Saturday, 3 August 2013
South Sudan’s new government must quickly enact oil laws
Global Witness called on South Sudan’s government to swiftly enact the Petroleum Revenue Management Bill, a vital piece of legislation that will govern how income from the country’s oil sector will be managed. The call came as President Kiir named new ministers following a major cabinet reshuffle this week.
“According to oil minister Stephen Dhieu Dau, reappointed following the reshuffle, South Sudan is set to earn US$300 million from oil since production restarted in April,” said Global Witness Campaigner Emma Vickers. “The first tranche of income is due to arrive in state coffers any day now but there is no legal system in place to govern oil money. The new cabinet should make passing the Petroleum Revenue Management Bill a priority.”
The Bill, passed by the Parliament last month but yet to be signed into law, will govern the country’s oil revenues, which make up 98% of the national budget. Specifically, it sets out key requirements for how South Sudan’s oil revenues will be collected, managed, audited and reported, including that:
· All incomes from oil must be directed to a single account;
· The incomings, outgoings, and performance of this account must be publicly reported on a quarterly and monthly basis by the Bank of South Sudan and the Ministry of Finance;
· Monthly savings must be made to protect against the boom and bust of oil shocks, and to provide for future generations.

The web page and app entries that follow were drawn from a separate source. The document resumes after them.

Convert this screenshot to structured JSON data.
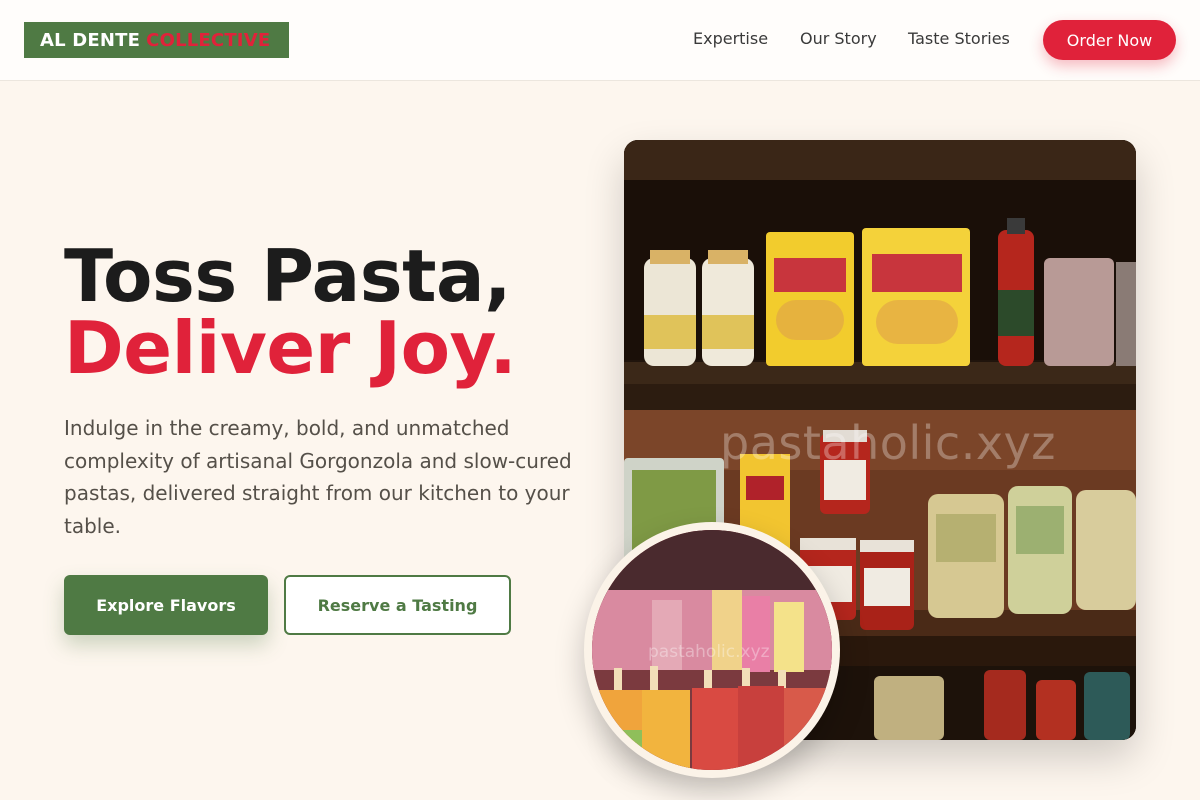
{
  "brand": {
    "name_part1": "AL DENTE",
    "name_part2": "COLLECTIVE"
  },
  "nav": {
    "links": [
      "Expertise",
      "Our Story",
      "Taste Stories"
    ],
    "cta": "Order Now"
  },
  "hero": {
    "headline_line1": "Toss Pasta,",
    "headline_line2": "Deliver Joy.",
    "description": "Indulge in the creamy, bold, and unmatched complexity of artisanal Gorgonzola and slow-cured pastas, delivered straight from our kitchen to your table.",
    "primary_button": "Explore Flavors",
    "secondary_button": "Reserve a Tasting"
  },
  "images": {
    "main_alt": "Pantry shelves stocked with polenta, sauces and pasta",
    "main_watermark": "pastaholic.xyz",
    "inset_alt": "Rows of colorful fruit popsicles",
    "inset_watermark": "pastaholic.xyz"
  },
  "colors": {
    "brand_green": "#4f7a44",
    "accent_red": "#e0223a",
    "background_cream": "#fdf6ee"
  }
}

If passed intact and implemented comprehensively, the Petroleum Revenue Management Bill holds enormous potential to help South Sudan avoid the pitfalls of mismanagement, corruption and capital flight which have plagued so many other oil-rich nations. However, concerns have been raised about the government’s commitment to act on its own disclosure requirements. The Petroleum Act, a separate law regulating the day-to-day operations of the oil sector, was passed last year but so far no information has been published about agreements apparently negotiated since independence.
“Ongoing disputes with Khartoum and the threat of an imminent shutdown mean that future income from the petroleum sector is far from assured so it’s vital that the millions of dollars received now are managed responsibly,” continued Vickers. “The Bill is strong but until the new cabinet passes the law and makes implementation a reality, it is just words on paper.”